Dataset rows for apps and sites:
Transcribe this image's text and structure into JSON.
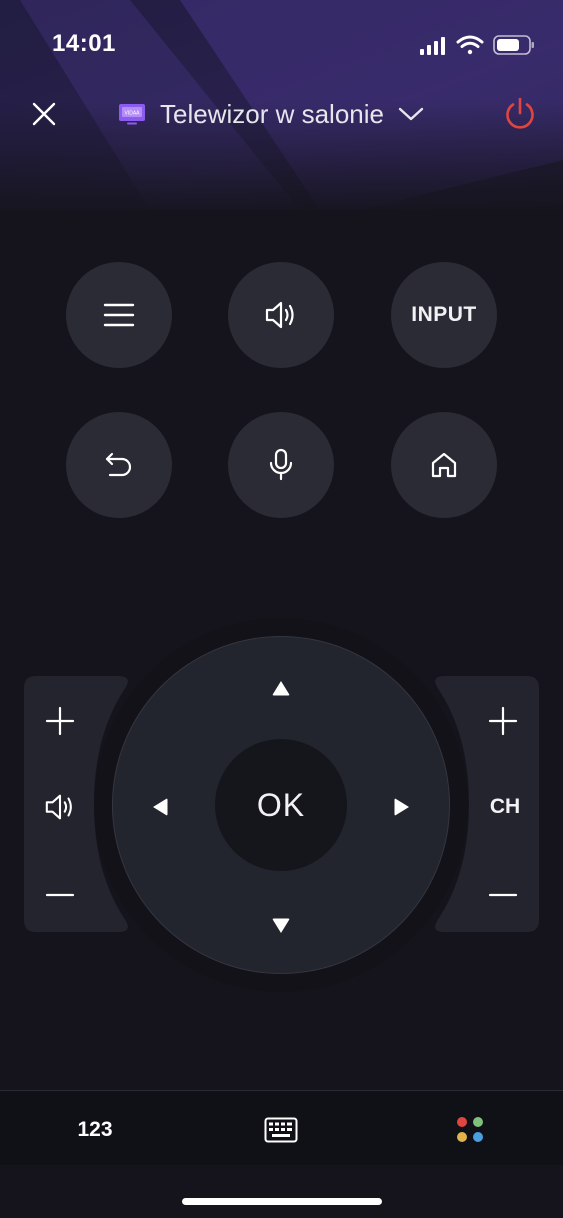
{
  "status_bar": {
    "time": "14:01"
  },
  "header": {
    "device_name": "Telewizor w salonie",
    "tv_icon_text": "VIDAA",
    "power_color": "#e0463f"
  },
  "buttons": {
    "input_label": "INPUT",
    "ok_label": "OK",
    "channel_label": "CH"
  },
  "bottom_bar": {
    "numpad_label": "123"
  },
  "colors": {
    "accent_purple": "#8c5cf0",
    "color_keys": [
      "#e0463f",
      "#7fc07a",
      "#e0b44a",
      "#4a9fe0"
    ]
  }
}
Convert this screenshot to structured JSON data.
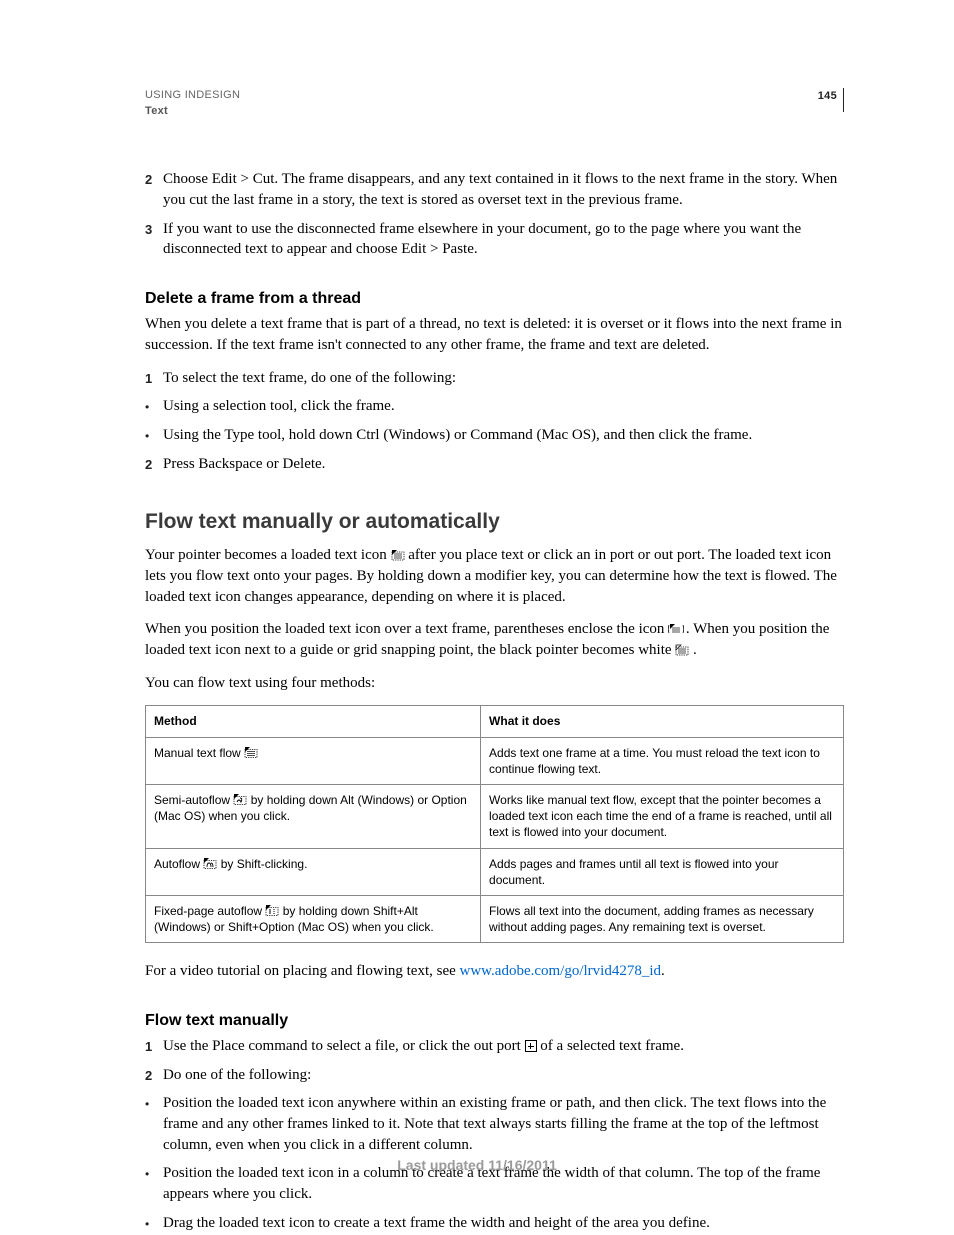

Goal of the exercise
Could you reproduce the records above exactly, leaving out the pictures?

Expected answer
Transcribe this image's text and structure into JSON.
{
  "status_bar": {
    "time": "14:01"
  },
  "header": {
    "device_name": "Telewizor w salonie",
    "tv_icon_text": "VIDAA",
    "power_color": "#e0463f"
  },
  "buttons": {
    "input_label": "INPUT",
    "ok_label": "OK",
    "channel_label": "CH"
  },
  "bottom_bar": {
    "numpad_label": "123"
  },
  "colors": {
    "accent_purple": "#8c5cf0",
    "color_keys": [
      "#e0463f",
      "#7fc07a",
      "#e0b44a",
      "#4a9fe0"
    ]
  }
}
Convert this screenshot to structured JSON data.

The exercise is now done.